Now, it is perfectly legitimate for individual employers (trusts and so on) to say that they want everybody to have a degree, but nursing is supposed to be a profession. There is a Royal College of Nursing that is quite distinct from the nursing trades unions (even if it often behaves like one). As such, normal practice in most areas of professional services would be for employers to say that they want to employ professionally qualified nurses, with the qualifications being determined by the Royal College of Nursing (RCN). If the RCN then tries to restrict entry to the profession too much, employers will no doubt try to employ more ancillary staff and fewer nurses, or think about employing different types of staff with different types of qualification. Competing professional bodies might even develop.
But the amazing thing about today’s announcement is that it is warmly welcomed by the RCN. In other words, the RCN warmly welcomes the government nationalising its profession and taking over its duties for determining how nurses become accepted into the profession.
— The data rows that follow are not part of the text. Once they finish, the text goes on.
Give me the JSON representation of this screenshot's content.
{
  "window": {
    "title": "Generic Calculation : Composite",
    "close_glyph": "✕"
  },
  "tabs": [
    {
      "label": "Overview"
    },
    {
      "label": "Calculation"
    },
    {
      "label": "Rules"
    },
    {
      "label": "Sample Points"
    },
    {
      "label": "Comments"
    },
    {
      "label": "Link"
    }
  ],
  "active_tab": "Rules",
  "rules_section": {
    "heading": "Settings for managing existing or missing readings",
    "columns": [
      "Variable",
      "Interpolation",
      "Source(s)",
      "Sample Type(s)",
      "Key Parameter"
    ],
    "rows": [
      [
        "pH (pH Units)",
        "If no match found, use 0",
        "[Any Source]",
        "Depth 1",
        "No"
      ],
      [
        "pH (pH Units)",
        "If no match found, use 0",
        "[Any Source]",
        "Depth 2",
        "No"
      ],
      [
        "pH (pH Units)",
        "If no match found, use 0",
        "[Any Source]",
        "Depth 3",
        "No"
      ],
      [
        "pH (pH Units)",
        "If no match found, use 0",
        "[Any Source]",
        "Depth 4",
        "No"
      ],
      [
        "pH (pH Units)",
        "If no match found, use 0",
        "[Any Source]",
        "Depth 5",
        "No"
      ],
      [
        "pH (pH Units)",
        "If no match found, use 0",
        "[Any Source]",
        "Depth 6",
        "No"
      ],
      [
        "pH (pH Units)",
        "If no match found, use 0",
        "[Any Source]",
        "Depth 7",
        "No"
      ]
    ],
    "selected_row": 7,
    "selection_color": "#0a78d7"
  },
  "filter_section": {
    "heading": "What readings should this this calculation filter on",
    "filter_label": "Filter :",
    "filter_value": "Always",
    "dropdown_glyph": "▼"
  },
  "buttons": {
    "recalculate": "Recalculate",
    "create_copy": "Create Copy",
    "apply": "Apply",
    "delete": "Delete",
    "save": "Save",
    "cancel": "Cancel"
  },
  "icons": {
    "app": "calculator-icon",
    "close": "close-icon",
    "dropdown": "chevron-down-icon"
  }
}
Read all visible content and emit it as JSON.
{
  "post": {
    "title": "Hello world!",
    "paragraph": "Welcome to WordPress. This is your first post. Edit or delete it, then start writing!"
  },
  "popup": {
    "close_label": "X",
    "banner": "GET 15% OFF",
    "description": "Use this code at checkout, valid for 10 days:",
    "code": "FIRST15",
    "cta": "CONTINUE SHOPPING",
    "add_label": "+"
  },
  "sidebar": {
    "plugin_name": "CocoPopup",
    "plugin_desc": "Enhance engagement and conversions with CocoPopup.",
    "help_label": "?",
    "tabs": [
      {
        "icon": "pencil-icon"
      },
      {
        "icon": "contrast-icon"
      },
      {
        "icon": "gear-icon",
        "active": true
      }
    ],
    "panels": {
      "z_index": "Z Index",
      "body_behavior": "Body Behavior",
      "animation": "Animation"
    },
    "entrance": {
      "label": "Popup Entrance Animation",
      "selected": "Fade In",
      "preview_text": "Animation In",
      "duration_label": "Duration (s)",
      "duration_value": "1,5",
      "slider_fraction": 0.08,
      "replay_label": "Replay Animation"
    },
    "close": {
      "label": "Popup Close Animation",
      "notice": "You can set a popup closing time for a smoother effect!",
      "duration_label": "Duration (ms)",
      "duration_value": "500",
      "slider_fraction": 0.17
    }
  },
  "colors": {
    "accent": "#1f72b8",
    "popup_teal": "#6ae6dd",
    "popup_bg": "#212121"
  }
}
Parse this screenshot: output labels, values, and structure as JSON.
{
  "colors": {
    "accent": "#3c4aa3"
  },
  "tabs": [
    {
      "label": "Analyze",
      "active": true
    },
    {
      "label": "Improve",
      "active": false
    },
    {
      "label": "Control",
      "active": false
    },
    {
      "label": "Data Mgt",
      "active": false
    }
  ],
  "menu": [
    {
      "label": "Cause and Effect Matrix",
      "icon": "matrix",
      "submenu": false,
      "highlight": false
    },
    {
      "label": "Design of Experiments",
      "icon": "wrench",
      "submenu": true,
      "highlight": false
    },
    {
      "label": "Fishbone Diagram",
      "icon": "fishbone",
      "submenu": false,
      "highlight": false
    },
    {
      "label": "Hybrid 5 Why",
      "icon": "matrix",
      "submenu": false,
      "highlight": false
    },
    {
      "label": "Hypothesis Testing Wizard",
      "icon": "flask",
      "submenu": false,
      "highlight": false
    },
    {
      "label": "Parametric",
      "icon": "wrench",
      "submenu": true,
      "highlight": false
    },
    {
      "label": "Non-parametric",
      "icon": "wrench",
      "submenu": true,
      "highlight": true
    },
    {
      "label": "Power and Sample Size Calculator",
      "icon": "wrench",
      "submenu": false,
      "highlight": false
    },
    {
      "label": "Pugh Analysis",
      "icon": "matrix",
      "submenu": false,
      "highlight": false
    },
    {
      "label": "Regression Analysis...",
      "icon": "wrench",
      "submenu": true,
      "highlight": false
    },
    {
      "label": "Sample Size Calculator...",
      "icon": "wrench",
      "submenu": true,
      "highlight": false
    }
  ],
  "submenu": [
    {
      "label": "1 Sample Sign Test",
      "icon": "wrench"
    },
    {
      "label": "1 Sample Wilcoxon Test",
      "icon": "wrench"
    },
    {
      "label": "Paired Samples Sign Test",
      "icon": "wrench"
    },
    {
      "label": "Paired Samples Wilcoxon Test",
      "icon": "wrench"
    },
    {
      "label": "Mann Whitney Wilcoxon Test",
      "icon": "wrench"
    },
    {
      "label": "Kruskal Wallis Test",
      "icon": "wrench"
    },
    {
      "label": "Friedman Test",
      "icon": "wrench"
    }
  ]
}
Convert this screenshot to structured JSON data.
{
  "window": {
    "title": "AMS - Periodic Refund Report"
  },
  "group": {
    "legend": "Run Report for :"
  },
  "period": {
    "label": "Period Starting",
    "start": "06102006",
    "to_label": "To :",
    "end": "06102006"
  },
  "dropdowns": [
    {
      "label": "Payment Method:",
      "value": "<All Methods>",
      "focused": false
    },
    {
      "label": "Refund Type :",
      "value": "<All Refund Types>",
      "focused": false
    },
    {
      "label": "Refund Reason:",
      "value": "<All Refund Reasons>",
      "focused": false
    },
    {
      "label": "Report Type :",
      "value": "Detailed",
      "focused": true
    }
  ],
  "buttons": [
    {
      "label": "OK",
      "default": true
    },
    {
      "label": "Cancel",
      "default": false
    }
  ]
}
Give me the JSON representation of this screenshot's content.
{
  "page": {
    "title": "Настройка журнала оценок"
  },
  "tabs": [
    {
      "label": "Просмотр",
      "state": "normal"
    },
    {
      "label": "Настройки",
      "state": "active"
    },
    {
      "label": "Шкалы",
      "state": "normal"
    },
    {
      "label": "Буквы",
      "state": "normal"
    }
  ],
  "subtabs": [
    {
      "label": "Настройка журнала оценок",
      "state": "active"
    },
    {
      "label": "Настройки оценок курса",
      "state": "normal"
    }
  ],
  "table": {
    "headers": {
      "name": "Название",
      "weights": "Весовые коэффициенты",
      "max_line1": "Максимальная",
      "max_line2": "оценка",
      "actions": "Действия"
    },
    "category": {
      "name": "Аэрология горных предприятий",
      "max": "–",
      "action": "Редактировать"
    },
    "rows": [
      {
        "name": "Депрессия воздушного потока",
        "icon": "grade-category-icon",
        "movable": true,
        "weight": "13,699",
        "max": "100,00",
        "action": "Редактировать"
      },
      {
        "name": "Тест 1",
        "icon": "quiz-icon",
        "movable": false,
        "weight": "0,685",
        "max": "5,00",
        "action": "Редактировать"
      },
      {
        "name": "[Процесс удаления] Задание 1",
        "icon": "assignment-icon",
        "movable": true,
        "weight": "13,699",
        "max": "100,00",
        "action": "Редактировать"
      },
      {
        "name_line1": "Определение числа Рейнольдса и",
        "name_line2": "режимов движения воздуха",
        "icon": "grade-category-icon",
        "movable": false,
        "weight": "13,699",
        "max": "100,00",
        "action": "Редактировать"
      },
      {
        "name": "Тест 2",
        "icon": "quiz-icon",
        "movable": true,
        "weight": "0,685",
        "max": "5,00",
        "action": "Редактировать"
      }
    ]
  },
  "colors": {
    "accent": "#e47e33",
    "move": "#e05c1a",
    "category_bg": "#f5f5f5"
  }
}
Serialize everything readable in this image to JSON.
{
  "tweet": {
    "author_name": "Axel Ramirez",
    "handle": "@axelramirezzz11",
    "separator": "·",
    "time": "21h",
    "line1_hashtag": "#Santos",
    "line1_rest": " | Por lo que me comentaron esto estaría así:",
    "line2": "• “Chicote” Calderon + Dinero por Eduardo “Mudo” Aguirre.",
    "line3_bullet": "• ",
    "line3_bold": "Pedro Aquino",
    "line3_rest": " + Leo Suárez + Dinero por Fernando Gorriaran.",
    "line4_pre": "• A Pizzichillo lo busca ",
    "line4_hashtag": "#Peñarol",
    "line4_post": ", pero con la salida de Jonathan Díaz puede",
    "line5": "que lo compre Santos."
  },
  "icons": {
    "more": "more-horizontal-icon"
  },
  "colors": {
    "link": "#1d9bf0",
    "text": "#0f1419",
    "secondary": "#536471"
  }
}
As it happens, I am an actuary. I don’t want to get into debates about the relative academic difficulty of actuarial science versus nursing. Such debates are futile and silly. The point is that the actuarial profession is not a graduate profession, and the government has certainly not decreed it as such. The profession sets its own exams. The actuarial profession would be entitled at any time to require a degree. And employers, of course, are entitled to hire people who are members of the profession, or not, as they please. But the idea that the state should decree that every qualified actuary should qualify by degree is bonkers. The profession may decree that, but, once the state decrees it, the profession no longer exists.